Dr. Gerardo Chowell, a mathematical epidemiologist at Georgia State University School of Public Health, is producing daily 10-day forecasts of the cumulative number of confirmed cases of the coronavirus in China. Wuhan, the epicenter of the outbreak, is the capital city in the province of Hubei.
Dr. Chowell’s initial forecast shows that the trajectory of the coronavirus outbreak in Hubei is following an exponential growth trend, while the outbreak in other provinces in China is growing following a sub-exponential growth profile. Learn more about what researchers at the School of Public Health are doing to monitor the outbreak.
1. What is a coronavirus and what are its origins?
This is a new virus that’s actually part of a large family of viruses known as coronaviruses.
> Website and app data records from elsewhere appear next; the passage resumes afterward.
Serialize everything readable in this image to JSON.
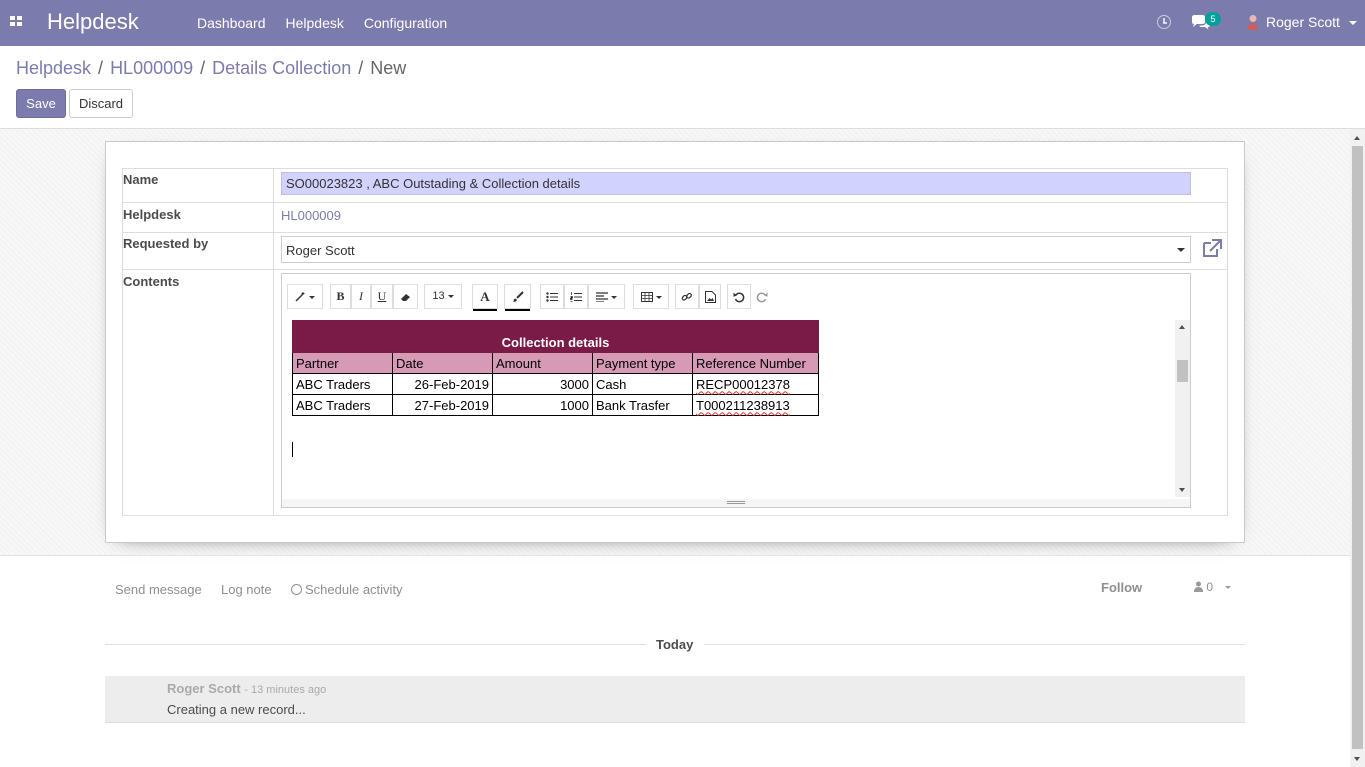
{
  "navbar": {
    "brand": "Helpdesk",
    "menu": [
      "Dashboard",
      "Helpdesk",
      "Configuration"
    ],
    "chat_badge": "5",
    "user": "Roger Scott"
  },
  "breadcrumb": [
    "Helpdesk",
    "HL000009",
    "Details Collection",
    "New"
  ],
  "buttons": {
    "save": "Save",
    "discard": "Discard"
  },
  "form": {
    "name_label": "Name",
    "name_value": "SO00023823 , ABC Outstading & Collection details",
    "helpdesk_label": "Helpdesk",
    "helpdesk_value": "HL000009",
    "requested_by_label": "Requested by",
    "requested_by_value": "Roger Scott",
    "contents_label": "Contents"
  },
  "editor": {
    "font_size": "13",
    "table": {
      "title": "Collection details",
      "headers": [
        "Partner",
        "Date",
        "Amount",
        "Payment type",
        "Reference Number"
      ],
      "rows": [
        [
          "ABC Traders",
          "26-Feb-2019",
          "3000",
          "Cash",
          "RECP00012378"
        ],
        [
          "ABC Traders",
          "27-Feb-2019",
          "1000",
          "Bank Trasfer",
          "T000211238913"
        ]
      ]
    },
    "colors": {
      "title_bg": "#7a1b47",
      "header_bg": "#d69ab7"
    }
  },
  "chatter": {
    "send_message": "Send message",
    "log_note": "Log note",
    "schedule_activity": "Schedule activity",
    "follow": "Follow",
    "followers_count": "0",
    "today": "Today",
    "message": {
      "author": "Roger Scott",
      "date": "- 13 minutes ago",
      "body": "Creating a new record..."
    }
  },
  "colors": {
    "brand": "#7c7bad",
    "name_field_bg": "#d2d2ff"
  }
}
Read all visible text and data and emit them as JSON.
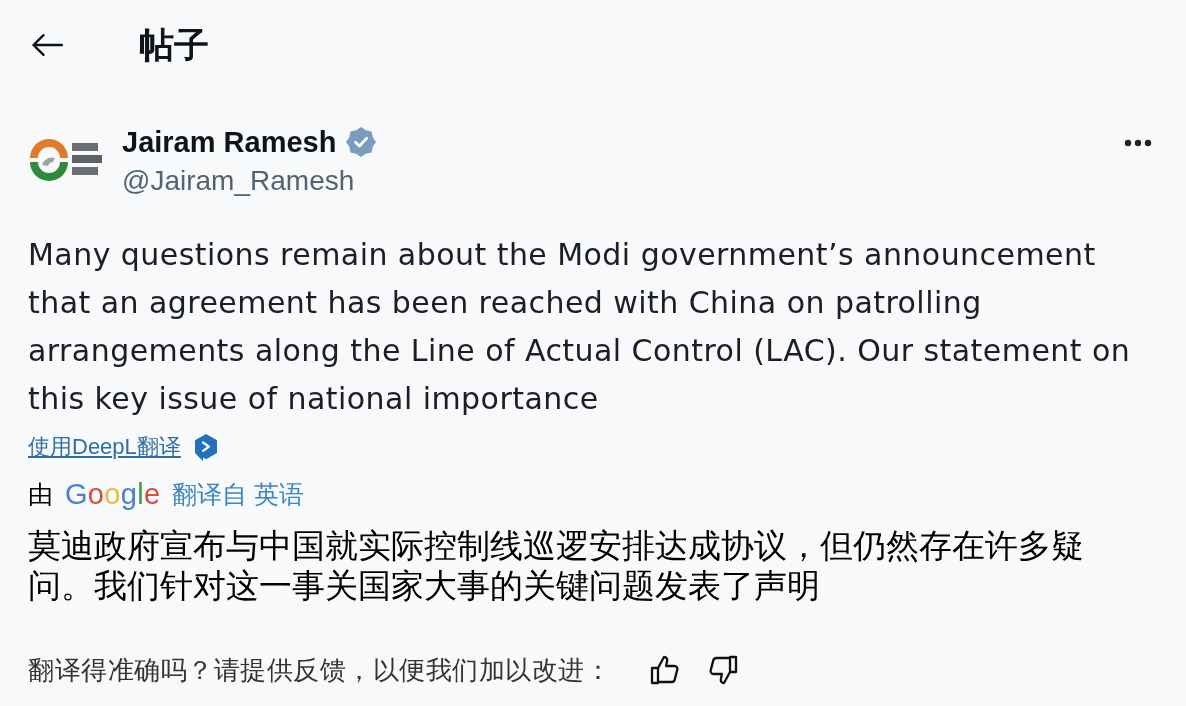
{
  "header": {
    "title": "帖子"
  },
  "post": {
    "author": {
      "name": "Jairam Ramesh",
      "verified": true,
      "handle": "@Jairam_Ramesh"
    },
    "text": "Many questions remain about the Modi government’s announcement that an agreement has been reached with China on patrolling arrangements along the Line of Actual Control (LAC). Our statement on this key issue of national importance",
    "translate_link": "使用DeepL翻译",
    "translation": {
      "prefix": "由",
      "provider": "Google",
      "source": "翻译自 英语",
      "text": "莫迪政府宣布与中国就实际控制线巡逻安排达成协议，但仍然存在许多疑问。我们针对这一事关国家大事的关键问题发表了声明"
    }
  },
  "feedback": {
    "prompt": "翻译得准确吗？请提供反馈，以便我们加以改进："
  }
}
The new virus, known as 2019-nCoV, has been traced back to Wuhan, China, the capital of the Hubei province. A significant number of the early cases were in people who had visited a wet market in Wuhan, where animals for consumption are sold, suggesting that the virus jumped to humans from an animal source. Subsequently, many cases have resulted from person-to-person transmission, indicating that the virus is able to spread efficiently among humans.
2. How is the coronavirus similar to the severe acute respiratory syndrome (SARS) virus and how do you predict it could spread in the United States?
This new coronavirus is about 90 percent genetically similar to SARS-CoV, which is also part of the coronavirus family and generated outbreaks in several parts of the world in 2003. However, 2019-nCoV appears to be less severe.Friday Letter Submission, Publish on February 21